On 21 September 2004, at time 1302, a B747-400F operated by Korean Air was taking off from Oslo Airport Gardermoen for a KOREAN AIR flight KAL520 to Incheon International Airport, Seoul, Republic of Korea. During take-off run, the aircraft started to autorotate at approximately 120 Knots Calibrated Air Speed (KCAS) due to the actual Centre of Gravity (CG) being aft of the aft CG limit. The stabilizer remained steady as the aircraft continued to accelerate and became airborne at 165 KCAS and 11.5 degrees pitch attitude. After lift-off the nose attitude was increased to 12 degrees and then to 19 degrees. The Commander realised that the aircraft balance was wrong due to the far forward trim setting. The crew suspected a wrong CG location and contacted the company office through SATCOM. The crew was informed that the CG was out of limits for landing. A new CG location was received and the flight crew relocated some load pallets during flight. However, the CG was still aft of the aft limit. During the approach briefing, the landing configuration and performance parameters were discussed to reduce the possibility of a tail strike during touchdown and landing rollout. Emergency equipment was requested to stand by. During the landing rollout at RKSI, the aircraft nose lifted at 60 knots and nose wheel steering was lost. The Commander stopped the aircraft on the runway and shut down all engines. The aircraft was subsequently towed to the parking stand.
The wrong CG location was caused by a mistake during loading. During load planning the Load Master mistook the Standard Operating Mass (SOM) Centre of Gravity (CG) Mean Aerodynamic Chord (MAC) percent number for the Index Unit (IU) number. Hence the aircraft was misloaded to a CG of 37.8% MAC, which was 4.8 % aft of the aft limit of 33 % MAC. The mistake was not discovered by the Load Master, SAS Cargo or Korean Air Supervisor.
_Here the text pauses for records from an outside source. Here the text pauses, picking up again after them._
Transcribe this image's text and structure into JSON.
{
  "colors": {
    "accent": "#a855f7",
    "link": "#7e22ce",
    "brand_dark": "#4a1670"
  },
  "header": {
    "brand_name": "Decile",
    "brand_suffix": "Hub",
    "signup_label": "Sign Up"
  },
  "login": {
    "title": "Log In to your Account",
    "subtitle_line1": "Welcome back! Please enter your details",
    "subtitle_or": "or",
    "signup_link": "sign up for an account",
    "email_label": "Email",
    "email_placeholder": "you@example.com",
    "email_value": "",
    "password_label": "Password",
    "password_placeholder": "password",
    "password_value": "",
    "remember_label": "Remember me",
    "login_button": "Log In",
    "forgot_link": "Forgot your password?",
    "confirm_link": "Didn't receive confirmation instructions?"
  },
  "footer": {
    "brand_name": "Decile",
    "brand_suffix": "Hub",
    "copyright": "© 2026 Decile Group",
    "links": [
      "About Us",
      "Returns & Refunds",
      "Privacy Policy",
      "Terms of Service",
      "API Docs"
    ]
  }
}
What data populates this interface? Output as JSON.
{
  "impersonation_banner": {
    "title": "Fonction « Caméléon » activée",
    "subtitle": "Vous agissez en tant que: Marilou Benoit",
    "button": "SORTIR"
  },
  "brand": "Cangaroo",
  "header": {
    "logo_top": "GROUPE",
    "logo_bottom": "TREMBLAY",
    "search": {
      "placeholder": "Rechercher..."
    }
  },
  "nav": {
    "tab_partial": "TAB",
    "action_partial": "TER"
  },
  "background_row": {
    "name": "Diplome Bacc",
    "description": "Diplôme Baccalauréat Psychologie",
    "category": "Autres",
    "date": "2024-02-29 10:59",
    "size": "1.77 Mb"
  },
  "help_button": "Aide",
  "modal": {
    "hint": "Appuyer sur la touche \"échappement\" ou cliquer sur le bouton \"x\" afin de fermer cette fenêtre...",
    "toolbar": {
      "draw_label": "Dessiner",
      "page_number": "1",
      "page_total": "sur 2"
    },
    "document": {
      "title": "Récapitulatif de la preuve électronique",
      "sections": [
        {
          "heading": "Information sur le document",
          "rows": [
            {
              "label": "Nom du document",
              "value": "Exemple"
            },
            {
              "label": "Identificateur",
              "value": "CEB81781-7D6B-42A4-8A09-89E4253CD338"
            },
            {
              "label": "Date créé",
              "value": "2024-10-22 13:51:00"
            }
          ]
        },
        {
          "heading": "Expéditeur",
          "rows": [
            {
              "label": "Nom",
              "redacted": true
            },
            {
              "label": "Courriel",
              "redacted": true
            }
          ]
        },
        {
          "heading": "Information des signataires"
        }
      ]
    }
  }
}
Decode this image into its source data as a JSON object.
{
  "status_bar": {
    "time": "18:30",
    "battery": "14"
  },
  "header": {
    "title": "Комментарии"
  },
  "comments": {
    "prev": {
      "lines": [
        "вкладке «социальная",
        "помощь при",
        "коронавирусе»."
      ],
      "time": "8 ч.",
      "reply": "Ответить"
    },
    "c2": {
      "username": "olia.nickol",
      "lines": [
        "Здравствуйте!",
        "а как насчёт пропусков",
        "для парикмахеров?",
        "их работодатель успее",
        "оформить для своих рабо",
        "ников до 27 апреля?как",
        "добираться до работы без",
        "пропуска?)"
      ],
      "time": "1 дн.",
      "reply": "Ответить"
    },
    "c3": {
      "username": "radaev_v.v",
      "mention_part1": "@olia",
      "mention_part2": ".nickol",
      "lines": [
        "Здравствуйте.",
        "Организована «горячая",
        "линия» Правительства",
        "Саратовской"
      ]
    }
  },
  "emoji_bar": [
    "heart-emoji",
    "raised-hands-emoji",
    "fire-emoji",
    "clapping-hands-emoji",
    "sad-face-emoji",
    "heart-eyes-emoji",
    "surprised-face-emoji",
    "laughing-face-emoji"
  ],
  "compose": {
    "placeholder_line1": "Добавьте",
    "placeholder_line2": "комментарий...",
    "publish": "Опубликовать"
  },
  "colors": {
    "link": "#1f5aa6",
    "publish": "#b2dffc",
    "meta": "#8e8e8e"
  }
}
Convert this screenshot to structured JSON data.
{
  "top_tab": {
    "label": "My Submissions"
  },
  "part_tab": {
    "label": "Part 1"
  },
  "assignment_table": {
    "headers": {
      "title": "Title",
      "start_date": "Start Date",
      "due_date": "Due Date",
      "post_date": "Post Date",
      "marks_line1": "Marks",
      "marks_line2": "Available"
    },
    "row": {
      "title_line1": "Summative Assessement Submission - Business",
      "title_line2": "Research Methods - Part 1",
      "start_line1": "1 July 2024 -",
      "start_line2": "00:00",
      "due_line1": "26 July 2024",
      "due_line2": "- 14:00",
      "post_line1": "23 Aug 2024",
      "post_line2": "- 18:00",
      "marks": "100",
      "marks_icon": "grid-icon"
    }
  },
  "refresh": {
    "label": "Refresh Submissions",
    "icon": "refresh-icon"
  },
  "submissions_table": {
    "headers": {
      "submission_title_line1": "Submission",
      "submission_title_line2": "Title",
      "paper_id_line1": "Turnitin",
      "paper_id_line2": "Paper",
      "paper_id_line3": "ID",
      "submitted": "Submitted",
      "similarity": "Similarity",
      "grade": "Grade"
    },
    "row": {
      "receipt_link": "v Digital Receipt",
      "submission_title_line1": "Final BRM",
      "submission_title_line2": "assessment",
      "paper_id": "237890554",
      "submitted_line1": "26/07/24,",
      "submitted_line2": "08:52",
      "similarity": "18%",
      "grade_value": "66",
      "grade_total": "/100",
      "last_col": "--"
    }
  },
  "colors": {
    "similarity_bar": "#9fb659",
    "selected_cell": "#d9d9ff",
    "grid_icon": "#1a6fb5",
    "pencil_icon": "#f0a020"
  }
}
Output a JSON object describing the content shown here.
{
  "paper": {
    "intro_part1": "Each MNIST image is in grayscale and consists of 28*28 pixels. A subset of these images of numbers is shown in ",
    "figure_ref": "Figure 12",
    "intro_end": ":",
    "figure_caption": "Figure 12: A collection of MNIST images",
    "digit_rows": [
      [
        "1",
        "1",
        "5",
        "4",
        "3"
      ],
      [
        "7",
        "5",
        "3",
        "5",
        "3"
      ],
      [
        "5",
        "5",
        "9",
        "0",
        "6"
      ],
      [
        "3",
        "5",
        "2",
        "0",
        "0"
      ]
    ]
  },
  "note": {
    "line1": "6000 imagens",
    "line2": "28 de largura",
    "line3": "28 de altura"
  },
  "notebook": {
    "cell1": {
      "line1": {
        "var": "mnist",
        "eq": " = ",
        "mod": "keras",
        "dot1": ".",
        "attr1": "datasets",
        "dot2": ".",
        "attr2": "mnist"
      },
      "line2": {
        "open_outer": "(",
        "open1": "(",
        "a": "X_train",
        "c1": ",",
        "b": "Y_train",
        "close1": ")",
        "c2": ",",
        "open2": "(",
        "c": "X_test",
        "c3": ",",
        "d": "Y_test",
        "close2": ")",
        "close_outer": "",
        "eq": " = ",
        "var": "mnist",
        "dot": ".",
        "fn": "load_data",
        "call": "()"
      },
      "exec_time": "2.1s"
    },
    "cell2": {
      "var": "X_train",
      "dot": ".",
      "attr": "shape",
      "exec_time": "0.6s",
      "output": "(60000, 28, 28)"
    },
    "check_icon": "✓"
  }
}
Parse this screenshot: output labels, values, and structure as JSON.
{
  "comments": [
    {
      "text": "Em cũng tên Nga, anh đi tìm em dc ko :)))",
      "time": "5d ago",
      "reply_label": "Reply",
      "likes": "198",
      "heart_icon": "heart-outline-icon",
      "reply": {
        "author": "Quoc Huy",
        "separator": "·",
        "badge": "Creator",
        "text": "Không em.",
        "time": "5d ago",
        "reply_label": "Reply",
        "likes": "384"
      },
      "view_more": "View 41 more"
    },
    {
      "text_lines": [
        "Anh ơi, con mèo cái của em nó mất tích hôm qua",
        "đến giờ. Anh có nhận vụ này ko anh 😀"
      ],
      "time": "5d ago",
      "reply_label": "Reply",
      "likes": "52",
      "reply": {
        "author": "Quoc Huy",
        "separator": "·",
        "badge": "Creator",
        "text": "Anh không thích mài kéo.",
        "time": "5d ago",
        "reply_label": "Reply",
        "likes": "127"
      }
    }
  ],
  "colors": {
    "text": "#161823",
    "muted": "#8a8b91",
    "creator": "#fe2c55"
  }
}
Nor was the mistake discovered by the Commander who accepted and signed the cargo loading manifest before take-off.
The KOREAN AIR flight KAL520 took off from Oslo International Airport with the CG 4.8 % aft of the aft limit and landed at Incheon International Airport with the CG 7.2% aft of the certified aft limit.
The landing incident was investigated by the Korean Accident Investigation Board (KAIB) after the aircraft landed at RKSI.
Korean Air/SAS Cargo did not have available Auto Load Planning and Departure Control System at ENGM Airport.
The SAS Cargo Load Master mistook the percent MAC value for the IU value as a basis for the balance calculation.
The Load Master did not discover the error when reviewing his own calculations.
The Commander verified that the mass and CG values were within limits and did not discover the error regarding the wrong IU value when reviewing the calculations.
The Commander did not have available in the Pilot Operating Manual aircraft weight and balance information containing detailed information about the aircraft’s Standard Operating Mass, Standard Operating Index Unit, or Standard Operating percent MAC.
The Commander did not have available in the cockpit information regarding Minimum and/or Maximum Allowable Values for Standard Operating Mass, Standard Operating Weight Index Units, Zero Fuel Mass, Take-off Gross Mass, Percent MAC, and Stabilizer Trim Settings.
The KOREAN AIR flight KAL520 took off with the CG 4.8% MAC aft of the aft limit. This resulted in an early autorotation at 120 knots.
The commander chose to continue the takeoff and subsequently experienced excessive nose pitch up during take-off and climb.
The crew realized that the aircraft was tail heavy and contacted KAL OCC. Correct CG data was received and cargo was relocated to reduce the tail heaviness of the aircraft before landing.
The aircraft landed with the CG 7.2% MAC aft of the aft limit. At approximately 60 knots the nose wheel steering was lost due to nose pitch up.
The aircraft engines were shut down on the runway and towed to parking.
Korean Air established an internal investigation group. In their report were listed seven (7) safety recommendations which addressed the weak safety barriers (paragraph 1.18.3). All safety recommendations have been implemented.
Korean Air’s pilot training curriculum does not include recurrent training in manual mass and balance calculations or simulator training for misloaded aircraft out of CG limits.
SAS Cargo had no official operating licence issued by CAA-N and there was no Norwegian requirement for such a licence.